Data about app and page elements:
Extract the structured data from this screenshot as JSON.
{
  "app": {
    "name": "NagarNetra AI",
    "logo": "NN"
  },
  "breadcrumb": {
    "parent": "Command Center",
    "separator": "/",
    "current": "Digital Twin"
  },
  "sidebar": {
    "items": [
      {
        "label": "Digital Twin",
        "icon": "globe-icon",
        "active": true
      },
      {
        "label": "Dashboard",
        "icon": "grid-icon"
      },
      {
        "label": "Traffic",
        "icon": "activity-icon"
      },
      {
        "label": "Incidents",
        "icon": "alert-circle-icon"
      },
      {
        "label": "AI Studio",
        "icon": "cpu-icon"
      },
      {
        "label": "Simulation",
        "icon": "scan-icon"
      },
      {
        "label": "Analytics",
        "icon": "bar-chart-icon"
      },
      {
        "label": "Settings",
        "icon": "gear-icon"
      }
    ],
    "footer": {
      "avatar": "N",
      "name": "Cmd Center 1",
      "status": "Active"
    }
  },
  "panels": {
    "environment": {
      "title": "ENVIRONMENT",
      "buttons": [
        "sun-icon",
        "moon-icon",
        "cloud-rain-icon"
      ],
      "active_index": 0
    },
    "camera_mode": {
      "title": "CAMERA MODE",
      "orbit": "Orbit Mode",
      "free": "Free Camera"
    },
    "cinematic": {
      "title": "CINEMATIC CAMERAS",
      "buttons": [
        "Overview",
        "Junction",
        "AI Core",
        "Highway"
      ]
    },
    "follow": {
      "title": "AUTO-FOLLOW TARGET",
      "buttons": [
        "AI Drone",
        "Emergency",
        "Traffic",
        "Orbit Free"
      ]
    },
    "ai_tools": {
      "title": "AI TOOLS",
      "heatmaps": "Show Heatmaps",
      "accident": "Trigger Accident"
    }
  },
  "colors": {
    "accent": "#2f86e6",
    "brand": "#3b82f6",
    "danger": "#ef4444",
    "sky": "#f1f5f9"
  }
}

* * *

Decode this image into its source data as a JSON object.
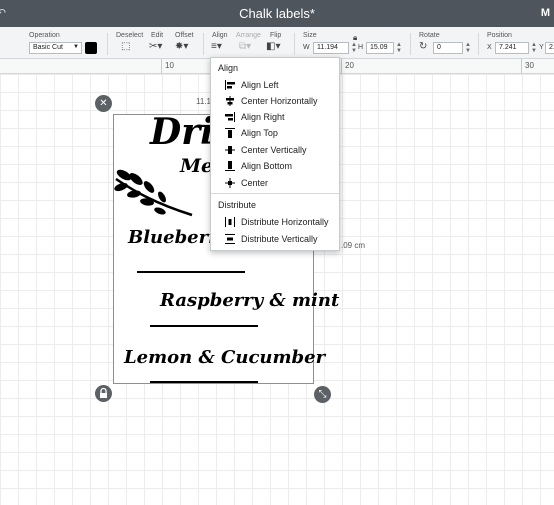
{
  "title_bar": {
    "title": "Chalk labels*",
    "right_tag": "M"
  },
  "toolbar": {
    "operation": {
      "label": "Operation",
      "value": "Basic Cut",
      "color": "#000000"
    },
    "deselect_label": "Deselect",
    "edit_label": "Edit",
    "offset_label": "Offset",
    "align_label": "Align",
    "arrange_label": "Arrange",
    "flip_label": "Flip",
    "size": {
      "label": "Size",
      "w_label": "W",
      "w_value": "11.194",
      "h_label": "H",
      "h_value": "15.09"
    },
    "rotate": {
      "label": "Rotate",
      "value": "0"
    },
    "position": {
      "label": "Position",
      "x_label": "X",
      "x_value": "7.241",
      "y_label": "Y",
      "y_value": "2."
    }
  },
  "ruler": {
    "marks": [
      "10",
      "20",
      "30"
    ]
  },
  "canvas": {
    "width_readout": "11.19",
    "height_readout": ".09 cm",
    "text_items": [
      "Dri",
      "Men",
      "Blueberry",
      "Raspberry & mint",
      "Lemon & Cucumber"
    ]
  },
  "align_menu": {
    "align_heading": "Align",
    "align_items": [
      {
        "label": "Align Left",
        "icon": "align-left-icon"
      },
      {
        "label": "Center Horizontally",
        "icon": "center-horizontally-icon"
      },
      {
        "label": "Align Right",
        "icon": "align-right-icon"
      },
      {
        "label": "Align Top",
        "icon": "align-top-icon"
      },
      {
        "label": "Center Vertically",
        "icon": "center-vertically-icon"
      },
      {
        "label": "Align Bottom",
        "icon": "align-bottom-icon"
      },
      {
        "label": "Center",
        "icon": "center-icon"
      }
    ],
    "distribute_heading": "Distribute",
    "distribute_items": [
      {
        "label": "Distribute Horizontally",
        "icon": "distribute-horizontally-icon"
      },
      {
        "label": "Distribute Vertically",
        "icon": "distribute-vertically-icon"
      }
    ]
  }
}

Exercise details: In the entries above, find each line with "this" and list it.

Exercise output:
Extract the structured data from this screenshot as JSON.
Decode this image into its source data as a JSON object.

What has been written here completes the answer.